Author: Katherine Ewell
Release Date: April 1, 2014
Publisher: Katherine Tegen Books
Review by: Jenn
Synopsis: Rule One—Nothing is right, nothing is wrong.
Rule Two—Be careful.
Rule Three—Fight using your legs whenever possible, because they’re the strongest part of your body. Your arms are the weakest.
Rule Four—Hit to kill. The first blow should be the last, if at all possible.
Rule Five—The letters are the law.
Kit takes her role as London’s notorious “Perfect Killer” seriously. The letters and cash that come to her via a secret mailbox are not a game; choosing who to kill is not an impulse decision. Every letter she receives begins with “Dear Killer,” and every time Kit murders, she leaves a letter with the dead body. Her moral nihilism and thus her murders are a way of life—the only way of life she has ever known.
But when a letter appears in the mailbox that will have the power to topple Kit’s convictions as perfectly as she commits her murders, she must make a decision: follow the only rules she has ever known, or challenge Rule One, and go from there.
Katherine Ewell’s Dear Killer is a sinister psychological thriller that explores the thin line between good and evil, and the messiness of that inevitable moment when life contradicts everything you believe.
2 stars out of 5 stars
*I received an eARC of this book from the publisher but it did not influence this review in any way*
This book had so much potential but unfortunately, for me it did not measure up. When I read the synopsis, the main character, Kit, reminded me a bit of Throne of Glass's Celaena Sardothien. They're both killers/assassin and Celaena's back story is so intense that I was excited about hopefully finding another character like her. However, Kit left me severely disappointed.

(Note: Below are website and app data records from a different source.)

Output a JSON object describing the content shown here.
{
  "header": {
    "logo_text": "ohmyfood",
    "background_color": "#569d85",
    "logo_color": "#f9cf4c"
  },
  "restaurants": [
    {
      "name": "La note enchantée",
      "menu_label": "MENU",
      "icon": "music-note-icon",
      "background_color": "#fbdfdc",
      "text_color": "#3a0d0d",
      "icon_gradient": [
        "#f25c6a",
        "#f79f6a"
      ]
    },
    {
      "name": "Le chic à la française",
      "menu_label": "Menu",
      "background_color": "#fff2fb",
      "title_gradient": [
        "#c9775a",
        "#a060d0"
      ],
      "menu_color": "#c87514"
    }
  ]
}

Kit is an awkward 17-year-old but to make things interesting, she's a 17 year-old serial killer. On top of that, she's a very famous serial killer but strangely enough, she's very cocky and reckless. She inserts herself in the "Perfect Killer" investigation helping out the detective that is in charge of her case and she befriends her potential victims. For someone who was taught to be be careful, she committed a lot of rookie mistakes.
On top of the fact that I couldn't click with Kit, there were some plot holes that had me questioning the story lines. Normally, I'm not one to really pick up on plot holes because I'm so immersed in what is happening that I just overlook them, but in this book, I found several. Like, how did the police not know where Kit gets her "mail" from considering every one know how get in contact with her? She's been getting her mail from there for years and not one police officer has figured it out? And how is a 25 year-old detective in charged of such a high profile case? It feels like such a convenient tool to create a love interest in a book that had nothing to do with romance.
I have to admit that I wrote the majority of this review while still reading Dear Killer, in fact, I was only 26% into the book. I was contemplating whether or not to Did Not Finish but I wanted to know how it would end. I guess I was just hoping to be proved wrong, that the book was going to get better. However, it just left a lot to be desired and I was even warned that the ending would be disappointing. Unfortunately, I was unable to click with Kit and had trouble just believing how convenient everything worked out.